Calling the new movement on Don't Ask, Don't Tell repeal announced this week a "new liberal power grab," Donovan is convinced it's all politics that will detrimental to the troops.
This crass political maneuver is an affront to the men and women in the military whose opinions matter, because they will be most affected by any change in the law. Regardless of what one thinks of full repeal—whatever it might mean in practice—lawmakers should wait until the ongoing survey of service personnel is completed and analyzed. Any legislative action now is premature, and a thumbing of the nose at the military.
The sleight-of-hand at work is the notion that since everyone already understands what repeal of the current law means, Congress might as well just repeal the law now. However, since the issues at stake involve not just neutral characteristics like race or national origin, but rather responses to a whole set of behaviors that may affect everything from military family policy to religious liberty, repeal of the military service eligibility law could take any number of forms. The range of implications is profound, from core issues of national security and military readiness, to recruitment and retention, to conduct standards and unit cohesion.
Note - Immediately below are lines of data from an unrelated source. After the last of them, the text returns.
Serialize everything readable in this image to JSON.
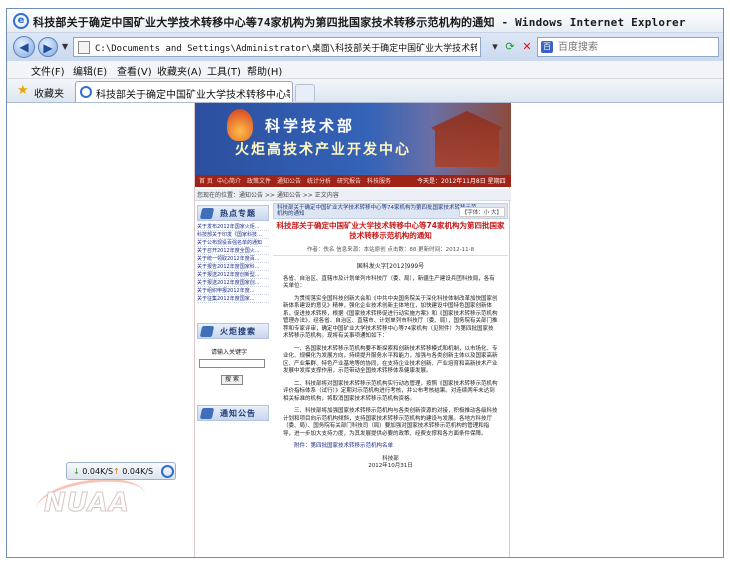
{
  "window": {
    "title": "科技部关于确定中国矿业大学技术转移中心等74家机构为第四批国家技术转移示范机构的通知 - Windows Internet Explorer"
  },
  "address": {
    "url": "C:\\Documents and Settings\\Administrator\\桌面\\科技部关于确定中国矿业大学技术转移中心等74家",
    "search_placeholder": "百度搜索"
  },
  "menu": {
    "items": [
      "文件(F)",
      "编辑(E)",
      "查看(V)",
      "收藏夹(A)",
      "工具(T)",
      "帮助(H)"
    ]
  },
  "favorites": {
    "label": "收藏夹",
    "tab_title": "科技部关于确定中国矿业大学技术转移中心等7..."
  },
  "site": {
    "banner_line1": "科学技术部",
    "banner_line2": "火炬高技术产业开发中心",
    "nav": [
      "首 页",
      "中心简介",
      "政策文件",
      "通知公告",
      "统计分析",
      "研究报告",
      "科技服务"
    ],
    "nav_date": "今天是：2012年11月8日 星期四",
    "breadcrumb": "您现在的位置：通知公告 >> 通知公告 >> 正文内容"
  },
  "sidebar": {
    "hot_header": "热点专题",
    "hot_items": [
      "关于发布2012年国家火炬...",
      "科技部关于印发《国家科技...",
      "关于公布现役百强名单的通知",
      "关于召开2012年度全国火...",
      "关于统一领取2012年度百...",
      "关于报告2012年度国家科...",
      "关于报送2012年度创新型...",
      "关于报送2012年度国家创...",
      "关于组织申报2012年度...",
      "关于征集2012年度国家..."
    ],
    "search_header": "火炬搜索",
    "search_prompt": "请输入关键字",
    "search_button": "搜 索",
    "notice_header": "通知公告"
  },
  "article": {
    "header": "科技部关于确定中国矿业大学技术转移中心等74家机构为第四批国家技术转移示范机构的通知",
    "font_size_label": "【字体：小 大】",
    "title": "科技部关于确定中国矿业大学技术转移中心等74家机构为第四批国家技术转移示范机构的通知",
    "meta": "作者：佚名    信息来源：本站原创    点击数：88    更新时间：2012-11-8",
    "doc_number": "国科发火字[2012]999号",
    "salutation": "各省、自治区、直辖市及计划单列市科技厅（委、局），新疆生产建设兵团科技局，各有关单位：",
    "paragraphs": [
      "为贯彻落实全国科技创新大会和《中共中央国务院关于深化科技体制改革加快国家创新体系建设的意见》精神，强化企业技术创新主体地位，加快建设中国特色国家创新体系，促进技术转移，根据《国家技术转移促进行动实施方案》和《国家技术转移示范机构管理办法》，经各省、自治区、直辖市、计划单列市科技厅（委、局），国务院有关部门推荐和专家评审，确定中国矿业大学技术转移中心等74家机构（见附件）为第四批国家技术转移示范机构。现将有关事项通知如下：",
      "一、各国家技术转移示范机构要不断探索和创新技术转移模式和机制，以市场化、专业化、规模化为发展方向，持续提升服务水平和能力，加强与各类创新主体以及国家高新区、产业集群、特色产业基地等的协同，在支持企业技术创新、产业培育和高新技术产业发展中发挥支撑作用，示范带动全国技术转移体系健康发展。",
      "二、科技部将对国家技术转移示范机构实行动态管理，按照《国家技术转移示范机构评价指标体系（试行）》定期对示范机构进行考核，并公布考核结果。对连续两年未达到相关标准的机构，将取消国家技术转移示范机构资格。",
      "三、科技部将加强国家技术转移示范机构与各类创新资源的对接，积极推动各级科技计划和项目向示范机构倾斜，支持国家技术转移示范机构的建设与发展。各地方科技厅（委、局）、国务院有关部门科技司（局）要加强对国家技术转移示范机构的管理和指导，进一步加大支持力度，为其发展提供必要的政策、经费支撑和各方面条件保障。"
    ],
    "attachment": "附件：第四批国家技术转移示范机构名单",
    "sign_org": "科技部",
    "sign_date": "2012年10月31日"
  },
  "status": {
    "down_speed": "0.04K/S",
    "up_speed": "0.04K/S"
  },
  "watermark": "NUAA"
}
Instead, a debate should answer 10 questions Donovan lays out. Here are some of them:
3. What would be the impact of repeal on retention policies and results and recruitment policies and results?
4. What would be the impact of a full repeal on particular operational issues (e.g., fraternization, submarine service, field deployment, special forces, etc.)?
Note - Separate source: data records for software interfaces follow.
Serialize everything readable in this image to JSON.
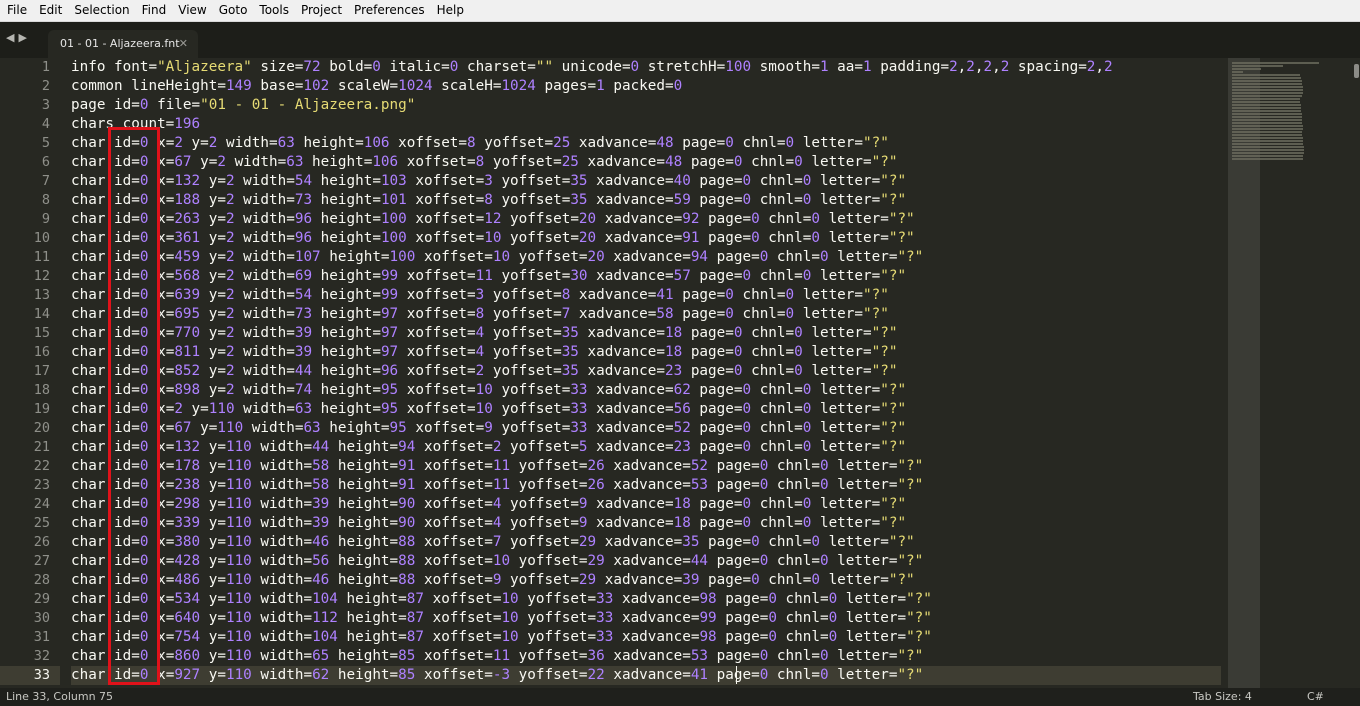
{
  "menu": [
    "File",
    "Edit",
    "Selection",
    "Find",
    "View",
    "Goto",
    "Tools",
    "Project",
    "Preferences",
    "Help"
  ],
  "tab": {
    "label": "01 - 01 - Aljazeera.fnt",
    "close": "✕"
  },
  "nav": {
    "back": "◀",
    "forward": "▶"
  },
  "editor": {
    "line_numbers": [
      "1",
      "2",
      "3",
      "4",
      "5",
      "6",
      "7",
      "8",
      "9",
      "10",
      "11",
      "12",
      "13",
      "14",
      "15",
      "16",
      "17",
      "18",
      "19",
      "20",
      "21",
      "22",
      "23",
      "24",
      "25",
      "26",
      "27",
      "28",
      "29",
      "30",
      "31",
      "32",
      "33"
    ],
    "active_line": 33,
    "lines": [
      "info font=\"Aljazeera\" size=72 bold=0 italic=0 charset=\"\" unicode=0 stretchH=100 smooth=1 aa=1 padding=2,2,2,2 spacing=2,2",
      "common lineHeight=149 base=102 scaleW=1024 scaleH=1024 pages=1 packed=0",
      "page id=0 file=\"01 - 01 - Aljazeera.png\"",
      "chars count=196",
      "char id=0 x=2 y=2 width=63 height=106 xoffset=8 yoffset=25 xadvance=48 page=0 chnl=0 letter=\"?\"",
      "char id=0 x=67 y=2 width=63 height=106 xoffset=8 yoffset=25 xadvance=48 page=0 chnl=0 letter=\"?\"",
      "char id=0 x=132 y=2 width=54 height=103 xoffset=3 yoffset=35 xadvance=40 page=0 chnl=0 letter=\"?\"",
      "char id=0 x=188 y=2 width=73 height=101 xoffset=8 yoffset=35 xadvance=59 page=0 chnl=0 letter=\"?\"",
      "char id=0 x=263 y=2 width=96 height=100 xoffset=12 yoffset=20 xadvance=92 page=0 chnl=0 letter=\"?\"",
      "char id=0 x=361 y=2 width=96 height=100 xoffset=10 yoffset=20 xadvance=91 page=0 chnl=0 letter=\"?\"",
      "char id=0 x=459 y=2 width=107 height=100 xoffset=10 yoffset=20 xadvance=94 page=0 chnl=0 letter=\"?\"",
      "char id=0 x=568 y=2 width=69 height=99 xoffset=11 yoffset=30 xadvance=57 page=0 chnl=0 letter=\"?\"",
      "char id=0 x=639 y=2 width=54 height=99 xoffset=3 yoffset=8 xadvance=41 page=0 chnl=0 letter=\"?\"",
      "char id=0 x=695 y=2 width=73 height=97 xoffset=8 yoffset=7 xadvance=58 page=0 chnl=0 letter=\"?\"",
      "char id=0 x=770 y=2 width=39 height=97 xoffset=4 yoffset=35 xadvance=18 page=0 chnl=0 letter=\"?\"",
      "char id=0 x=811 y=2 width=39 height=97 xoffset=4 yoffset=35 xadvance=18 page=0 chnl=0 letter=\"?\"",
      "char id=0 x=852 y=2 width=44 height=96 xoffset=2 yoffset=35 xadvance=23 page=0 chnl=0 letter=\"?\"",
      "char id=0 x=898 y=2 width=74 height=95 xoffset=10 yoffset=33 xadvance=62 page=0 chnl=0 letter=\"?\"",
      "char id=0 x=2 y=110 width=63 height=95 xoffset=10 yoffset=33 xadvance=56 page=0 chnl=0 letter=\"?\"",
      "char id=0 x=67 y=110 width=63 height=95 xoffset=9 yoffset=33 xadvance=52 page=0 chnl=0 letter=\"?\"",
      "char id=0 x=132 y=110 width=44 height=94 xoffset=2 yoffset=5 xadvance=23 page=0 chnl=0 letter=\"?\"",
      "char id=0 x=178 y=110 width=58 height=91 xoffset=11 yoffset=26 xadvance=52 page=0 chnl=0 letter=\"?\"",
      "char id=0 x=238 y=110 width=58 height=91 xoffset=11 yoffset=26 xadvance=53 page=0 chnl=0 letter=\"?\"",
      "char id=0 x=298 y=110 width=39 height=90 xoffset=4 yoffset=9 xadvance=18 page=0 chnl=0 letter=\"?\"",
      "char id=0 x=339 y=110 width=39 height=90 xoffset=4 yoffset=9 xadvance=18 page=0 chnl=0 letter=\"?\"",
      "char id=0 x=380 y=110 width=46 height=88 xoffset=7 yoffset=29 xadvance=35 page=0 chnl=0 letter=\"?\"",
      "char id=0 x=428 y=110 width=56 height=88 xoffset=10 yoffset=29 xadvance=44 page=0 chnl=0 letter=\"?\"",
      "char id=0 x=486 y=110 width=46 height=88 xoffset=9 yoffset=29 xadvance=39 page=0 chnl=0 letter=\"?\"",
      "char id=0 x=534 y=110 width=104 height=87 xoffset=10 yoffset=33 xadvance=98 page=0 chnl=0 letter=\"?\"",
      "char id=0 x=640 y=110 width=112 height=87 xoffset=10 yoffset=33 xadvance=99 page=0 chnl=0 letter=\"?\"",
      "char id=0 x=754 y=110 width=104 height=87 xoffset=10 yoffset=33 xadvance=98 page=0 chnl=0 letter=\"?\"",
      "char id=0 x=860 y=110 width=65 height=85 xoffset=11 yoffset=36 xadvance=53 page=0 chnl=0 letter=\"?\"",
      "char id=0 x=927 y=110 width=62 height=85 xoffset=-3 yoffset=22 xadvance=41 page=0 chnl=0 letter=\"?\""
    ]
  },
  "status": {
    "position": "Line 33, Column 75",
    "tab_size": "Tab Size: 4",
    "syntax": "C#"
  },
  "colors": {
    "background": "#272822",
    "number": "#ae81ff",
    "string": "#e6db74",
    "highlight_box": "#e0121a"
  }
}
8. What would be the impact on service chaplains and counselors who may have specific denominational or personal views on the illicitness of same-sex conduct and same-sex relationships? Could they face punitive, administrative or remedial measures (e.g., sensitivity training) that impact their ability to perform their professional roles or infringe on their right to hold and express certain moral or religious views?
9. If military personnel express disagreement with changes to policy approving of homosexuality, how will that affect their careers?
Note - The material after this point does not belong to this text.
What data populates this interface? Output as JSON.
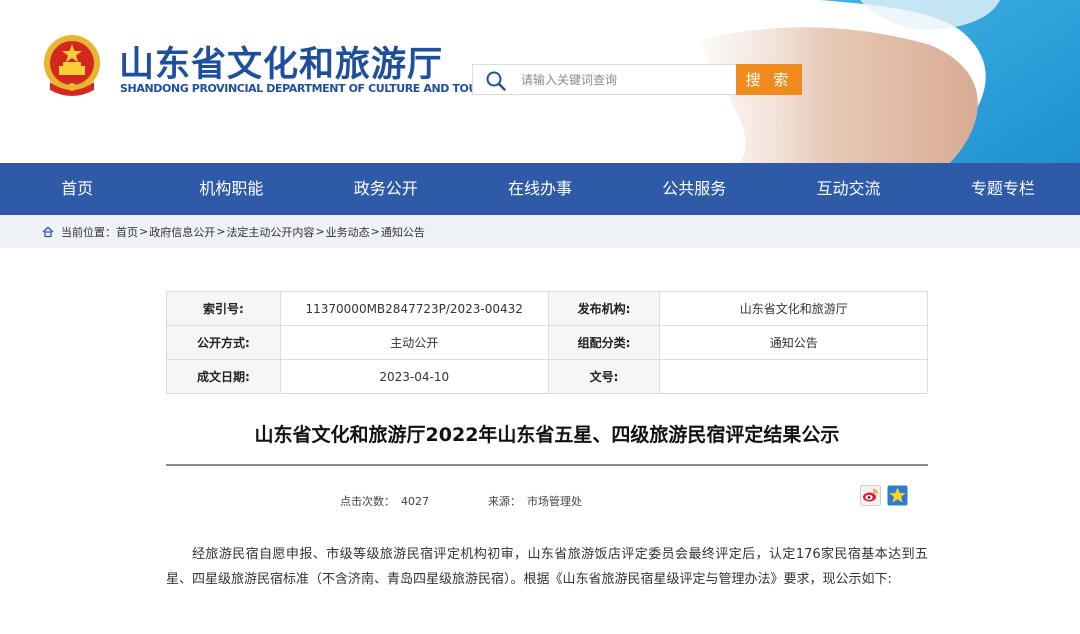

10. Will homosexuality be considered a protected class for promotion or advancement purposes? Will the new law require that promotion boards include precept language requiring the promotion of homosexuals?